=== PROBLEM REQUIREMENTS ===
Your answer must contain only the lines from the one containing "Serialize everything readable" through the end of the entries below, reproduced character for character.

Page and application data records:

+===+

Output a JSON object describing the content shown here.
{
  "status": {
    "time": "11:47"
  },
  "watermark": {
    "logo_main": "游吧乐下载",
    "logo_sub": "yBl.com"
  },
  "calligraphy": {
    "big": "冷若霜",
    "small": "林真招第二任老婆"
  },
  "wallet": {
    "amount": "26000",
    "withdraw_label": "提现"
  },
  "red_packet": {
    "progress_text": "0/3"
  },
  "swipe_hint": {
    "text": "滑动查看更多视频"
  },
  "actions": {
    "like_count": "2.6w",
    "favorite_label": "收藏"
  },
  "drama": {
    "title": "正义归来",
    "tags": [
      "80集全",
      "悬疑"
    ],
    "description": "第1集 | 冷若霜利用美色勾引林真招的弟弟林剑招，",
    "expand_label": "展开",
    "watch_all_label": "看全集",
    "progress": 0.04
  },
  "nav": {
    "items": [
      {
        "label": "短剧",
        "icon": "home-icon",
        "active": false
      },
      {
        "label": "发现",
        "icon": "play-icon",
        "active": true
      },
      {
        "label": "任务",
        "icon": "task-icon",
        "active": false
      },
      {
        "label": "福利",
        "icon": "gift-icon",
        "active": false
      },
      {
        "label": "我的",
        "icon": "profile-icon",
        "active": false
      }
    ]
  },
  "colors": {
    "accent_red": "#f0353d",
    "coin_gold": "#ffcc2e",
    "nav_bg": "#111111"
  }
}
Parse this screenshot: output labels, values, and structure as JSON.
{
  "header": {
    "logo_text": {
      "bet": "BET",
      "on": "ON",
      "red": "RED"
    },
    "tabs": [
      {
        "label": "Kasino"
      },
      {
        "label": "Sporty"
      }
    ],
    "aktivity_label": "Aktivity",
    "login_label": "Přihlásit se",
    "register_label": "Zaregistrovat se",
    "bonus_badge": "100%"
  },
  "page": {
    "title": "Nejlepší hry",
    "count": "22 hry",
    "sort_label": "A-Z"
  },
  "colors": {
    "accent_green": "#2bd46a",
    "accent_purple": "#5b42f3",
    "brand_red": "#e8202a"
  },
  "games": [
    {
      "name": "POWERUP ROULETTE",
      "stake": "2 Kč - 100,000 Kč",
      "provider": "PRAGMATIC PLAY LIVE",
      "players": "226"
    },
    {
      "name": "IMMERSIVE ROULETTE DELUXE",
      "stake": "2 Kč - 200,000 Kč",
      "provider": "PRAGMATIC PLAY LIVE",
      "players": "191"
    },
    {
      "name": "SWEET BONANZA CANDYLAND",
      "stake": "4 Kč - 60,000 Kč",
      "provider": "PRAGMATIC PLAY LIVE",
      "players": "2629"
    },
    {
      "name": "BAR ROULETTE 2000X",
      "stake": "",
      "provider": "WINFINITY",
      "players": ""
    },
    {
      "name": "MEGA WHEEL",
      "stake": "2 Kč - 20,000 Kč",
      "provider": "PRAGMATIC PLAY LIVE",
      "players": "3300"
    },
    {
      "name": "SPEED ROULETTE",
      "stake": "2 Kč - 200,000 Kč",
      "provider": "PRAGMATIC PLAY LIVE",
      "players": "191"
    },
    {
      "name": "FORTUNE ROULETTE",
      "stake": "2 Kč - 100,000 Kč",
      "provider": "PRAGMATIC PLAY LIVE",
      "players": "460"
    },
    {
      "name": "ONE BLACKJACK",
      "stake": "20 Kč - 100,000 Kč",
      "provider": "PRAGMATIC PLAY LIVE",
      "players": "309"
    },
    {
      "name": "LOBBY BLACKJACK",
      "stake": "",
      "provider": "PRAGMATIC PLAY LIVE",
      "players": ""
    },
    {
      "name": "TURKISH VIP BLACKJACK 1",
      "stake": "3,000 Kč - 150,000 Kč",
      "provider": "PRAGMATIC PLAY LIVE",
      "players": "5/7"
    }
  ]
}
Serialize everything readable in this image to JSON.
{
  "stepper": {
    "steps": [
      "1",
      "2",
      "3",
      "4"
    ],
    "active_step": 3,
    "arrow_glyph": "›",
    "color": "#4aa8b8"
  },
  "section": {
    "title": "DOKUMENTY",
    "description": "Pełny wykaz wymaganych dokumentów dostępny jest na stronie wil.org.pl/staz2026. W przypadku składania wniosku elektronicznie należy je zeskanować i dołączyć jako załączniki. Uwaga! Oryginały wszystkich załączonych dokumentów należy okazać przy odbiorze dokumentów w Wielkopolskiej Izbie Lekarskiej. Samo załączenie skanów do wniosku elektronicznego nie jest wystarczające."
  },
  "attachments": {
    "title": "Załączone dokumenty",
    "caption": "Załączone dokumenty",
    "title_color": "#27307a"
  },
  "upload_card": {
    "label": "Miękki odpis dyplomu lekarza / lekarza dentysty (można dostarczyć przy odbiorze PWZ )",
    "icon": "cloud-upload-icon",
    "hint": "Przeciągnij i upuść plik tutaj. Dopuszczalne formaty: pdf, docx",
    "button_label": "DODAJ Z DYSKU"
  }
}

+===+

=== SOLUTION ===
Serialize everything readable in this image to JSON.
{
  "stepper": {
    "steps": [
      "1",
      "2",
      "3",
      "4"
    ],
    "active_step": 3,
    "arrow_glyph": "›",
    "color": "#4aa8b8"
  },
  "section": {
    "title": "DOKUMENTY",
    "description": "Pełny wykaz wymaganych dokumentów dostępny jest na stronie wil.org.pl/staz2026. W przypadku składania wniosku elektronicznie należy je zeskanować i dołączyć jako załączniki. Uwaga! Oryginały wszystkich załączonych dokumentów należy okazać przy odbiorze dokumentów w Wielkopolskiej Izbie Lekarskiej. Samo załączenie skanów do wniosku elektronicznego nie jest wystarczające."
  },
  "attachments": {
    "title": "Załączone dokumenty",
    "caption": "Załączone dokumenty",
    "title_color": "#27307a"
  },
  "upload_card": {
    "label": "Miękki odpis dyplomu lekarza / lekarza dentysty (można dostarczyć przy odbiorze PWZ )",
    "icon": "cloud-upload-icon",
    "hint": "Przeciągnij i upuść plik tutaj. Dopuszczalne formaty: pdf, docx",
    "button_label": "DODAJ Z DYSKU"
  }
}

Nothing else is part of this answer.